{QUESTION} My child keeps going from one activity to another; I feel she is not learning anything, is she too young for Montessori?


Children are never too young to learn Montessori, they are constantly learning, discovering and exploring. Every piece of equipment in a Montessori room is designed to help a child’s learning and independence.

While in the room with your child, you need to show by example how to be calm and quiet, and speaking in a soft voice.  Depending on the age of your child, help them to carry a tray to their mat, sit and demonstrate the activity, then they can try.  When they have finished they take it back to the same place on the shelf and if very young, with your help. If they do not want to finish the activity that is fine, as long as they place everything on the tray and put it back the way they found it. If your child is upset, assure them that when they place the activity back they can choose another. If all else fails tell your child that you will do it for now and maybe next time they could help you. It is important that your child picks out the activity that they want to do, or else they may not want to work with it. This is their room and they need to have the freedom to choose.

When a child is interested in an activity they may become focused on that one thing for quite some time. They are learning many things from this activity, one activity may teach them, order, hand eye co-ordination, independence, how to open and close, refine their fine motor skills, build there vocabulary etc. Repetition is an important part of learning, a child who keeps doing an activity over and over is still learning from it, and when they have exhausted learning about that activity they will then move on.  We as parents have to accept that, and realise that it is for your child’s learning development.

If your child has completely lost focus and has become unmanageable, take them outside to look at the garden, have a snack, and then come back in refocused and ready to go. As most children only attend classes once or twice a week, a ninety minute session can start off as a long time for them, but over time, their focus and ability to self regulate will grow and their attention span becomes larger, which is what we are wanting to achieve.

Previous Post Next Post

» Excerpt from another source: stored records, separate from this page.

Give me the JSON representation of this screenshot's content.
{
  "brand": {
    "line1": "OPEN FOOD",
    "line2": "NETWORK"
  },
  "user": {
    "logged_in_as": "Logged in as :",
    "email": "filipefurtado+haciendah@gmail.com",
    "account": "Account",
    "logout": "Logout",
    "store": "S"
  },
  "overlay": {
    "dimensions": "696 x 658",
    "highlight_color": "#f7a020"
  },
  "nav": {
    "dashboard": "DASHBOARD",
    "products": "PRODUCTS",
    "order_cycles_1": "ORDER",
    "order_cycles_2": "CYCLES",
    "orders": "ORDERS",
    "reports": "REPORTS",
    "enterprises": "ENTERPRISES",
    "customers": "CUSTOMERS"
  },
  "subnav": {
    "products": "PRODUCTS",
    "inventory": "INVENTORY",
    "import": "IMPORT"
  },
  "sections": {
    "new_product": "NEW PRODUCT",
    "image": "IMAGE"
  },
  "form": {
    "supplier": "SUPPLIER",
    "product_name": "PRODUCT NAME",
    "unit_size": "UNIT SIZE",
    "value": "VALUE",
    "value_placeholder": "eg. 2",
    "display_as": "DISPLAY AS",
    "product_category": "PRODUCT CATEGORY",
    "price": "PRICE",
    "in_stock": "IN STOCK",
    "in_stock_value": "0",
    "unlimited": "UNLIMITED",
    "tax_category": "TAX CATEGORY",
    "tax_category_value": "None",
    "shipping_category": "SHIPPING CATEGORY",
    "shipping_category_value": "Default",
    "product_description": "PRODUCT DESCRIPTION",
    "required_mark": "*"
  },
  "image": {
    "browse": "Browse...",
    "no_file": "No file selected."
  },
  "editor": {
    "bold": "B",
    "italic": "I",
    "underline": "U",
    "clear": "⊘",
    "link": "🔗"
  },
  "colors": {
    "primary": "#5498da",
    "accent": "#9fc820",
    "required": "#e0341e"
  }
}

  • Rebecca Grugan
Comments 1
  • Robyn

    Love this blog post!

Leave a comment
Your Name:*
Email Address:*
Message: *

Please note: comments must be approved before they are published.

* Required Fields